A recent QakBot malspam campaign is detected in which threat actors used fake replies to legitimate email chains along with DocuSign lures to target victims. Moreover, in late-November 2020, Qakbot underwent a version update. The campaign begins with malspam, having ZIP archive as attachments. Upon execution, an excel spreadsheet is extracted that contains embedded macros. When macros are enabled, communication with a malicious URL is established, that drops a DLL for Qakbot on target system.

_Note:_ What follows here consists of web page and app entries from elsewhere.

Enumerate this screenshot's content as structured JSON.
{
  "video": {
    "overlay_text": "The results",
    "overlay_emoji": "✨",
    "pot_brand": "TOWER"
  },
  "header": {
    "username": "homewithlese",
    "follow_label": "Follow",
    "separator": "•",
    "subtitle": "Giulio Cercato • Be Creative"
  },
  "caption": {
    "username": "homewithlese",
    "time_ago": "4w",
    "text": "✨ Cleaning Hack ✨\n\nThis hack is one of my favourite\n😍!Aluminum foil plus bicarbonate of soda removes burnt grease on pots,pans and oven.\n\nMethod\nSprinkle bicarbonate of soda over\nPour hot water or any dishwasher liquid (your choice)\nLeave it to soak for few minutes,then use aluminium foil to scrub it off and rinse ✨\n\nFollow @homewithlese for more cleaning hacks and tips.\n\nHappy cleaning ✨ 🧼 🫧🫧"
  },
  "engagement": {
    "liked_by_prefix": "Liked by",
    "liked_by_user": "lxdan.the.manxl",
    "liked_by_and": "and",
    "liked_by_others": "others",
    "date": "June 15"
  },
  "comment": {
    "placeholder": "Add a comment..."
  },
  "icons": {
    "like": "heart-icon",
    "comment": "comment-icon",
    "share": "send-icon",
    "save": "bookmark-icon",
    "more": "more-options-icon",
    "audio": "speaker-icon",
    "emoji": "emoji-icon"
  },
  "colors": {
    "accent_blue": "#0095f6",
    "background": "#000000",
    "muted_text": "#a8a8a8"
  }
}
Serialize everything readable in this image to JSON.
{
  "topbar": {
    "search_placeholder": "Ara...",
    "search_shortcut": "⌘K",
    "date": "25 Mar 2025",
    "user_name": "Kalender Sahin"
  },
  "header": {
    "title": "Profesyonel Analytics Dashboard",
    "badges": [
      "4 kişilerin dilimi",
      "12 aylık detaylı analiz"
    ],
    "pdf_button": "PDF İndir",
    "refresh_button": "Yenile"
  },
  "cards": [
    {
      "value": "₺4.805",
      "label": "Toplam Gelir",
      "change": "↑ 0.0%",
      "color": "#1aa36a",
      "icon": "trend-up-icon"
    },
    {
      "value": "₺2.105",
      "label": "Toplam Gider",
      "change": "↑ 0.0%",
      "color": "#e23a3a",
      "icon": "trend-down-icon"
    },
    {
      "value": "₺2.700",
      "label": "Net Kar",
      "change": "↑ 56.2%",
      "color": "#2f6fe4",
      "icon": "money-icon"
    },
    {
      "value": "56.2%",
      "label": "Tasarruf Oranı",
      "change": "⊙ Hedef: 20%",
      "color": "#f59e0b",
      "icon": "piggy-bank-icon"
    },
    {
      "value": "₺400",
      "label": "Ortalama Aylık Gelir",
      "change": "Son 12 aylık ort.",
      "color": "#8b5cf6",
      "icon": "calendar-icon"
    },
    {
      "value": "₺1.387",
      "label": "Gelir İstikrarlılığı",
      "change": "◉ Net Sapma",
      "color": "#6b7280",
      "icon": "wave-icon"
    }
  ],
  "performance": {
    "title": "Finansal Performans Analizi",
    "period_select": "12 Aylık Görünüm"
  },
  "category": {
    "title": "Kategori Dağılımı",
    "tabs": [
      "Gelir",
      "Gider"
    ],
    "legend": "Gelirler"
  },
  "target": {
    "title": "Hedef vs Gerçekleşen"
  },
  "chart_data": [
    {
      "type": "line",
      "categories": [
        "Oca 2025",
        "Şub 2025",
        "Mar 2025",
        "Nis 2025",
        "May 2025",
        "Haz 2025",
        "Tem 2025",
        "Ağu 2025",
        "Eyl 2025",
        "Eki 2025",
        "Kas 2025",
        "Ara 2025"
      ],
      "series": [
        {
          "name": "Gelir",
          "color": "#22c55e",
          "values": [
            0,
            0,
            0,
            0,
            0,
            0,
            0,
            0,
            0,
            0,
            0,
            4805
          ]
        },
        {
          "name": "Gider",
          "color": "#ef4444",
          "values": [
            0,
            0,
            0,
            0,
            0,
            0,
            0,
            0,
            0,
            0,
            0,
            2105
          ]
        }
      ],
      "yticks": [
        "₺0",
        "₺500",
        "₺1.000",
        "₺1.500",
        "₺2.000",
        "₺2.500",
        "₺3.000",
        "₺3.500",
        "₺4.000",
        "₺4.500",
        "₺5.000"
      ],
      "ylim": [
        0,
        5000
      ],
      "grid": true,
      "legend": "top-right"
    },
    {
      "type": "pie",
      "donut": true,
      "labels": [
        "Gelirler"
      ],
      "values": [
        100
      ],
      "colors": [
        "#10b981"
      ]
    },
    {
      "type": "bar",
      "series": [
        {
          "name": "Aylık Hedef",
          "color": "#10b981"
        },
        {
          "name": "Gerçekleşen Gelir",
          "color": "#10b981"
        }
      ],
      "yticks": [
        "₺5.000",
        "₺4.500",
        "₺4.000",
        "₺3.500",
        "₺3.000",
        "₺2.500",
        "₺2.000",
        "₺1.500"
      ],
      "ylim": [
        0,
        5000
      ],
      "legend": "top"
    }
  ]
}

Later, post-infection traffic on a vulnerable Windows host with Qakbot malware can be seen. Even with the version update, these spreadsheets distributing Qakbot have the same template we’ve seen for the past several months. Qakbot has been active for several years, and it continues to evolve. The latest version update has some significant changes, but infection traffic on vulnerable Windows hosts remains similar to what we’ve seen before with Qakbot. The Qbot botnet is using a new template for the distribution of their malware that uses a fake Windows Defender Antivirus theme to trick you into enabling Excel macros. Otherwise known as QakBot or QuakBot, Qbot is a Windows malware that steals bank credentials, Windows domain credentials, and provides remote access to threat actors who install ransomware. Victims usually become infected with Qbot through another malware infection or via phishing campaigns using various lures, including fake invoices, payment and banking information, scanned documents, or invoices.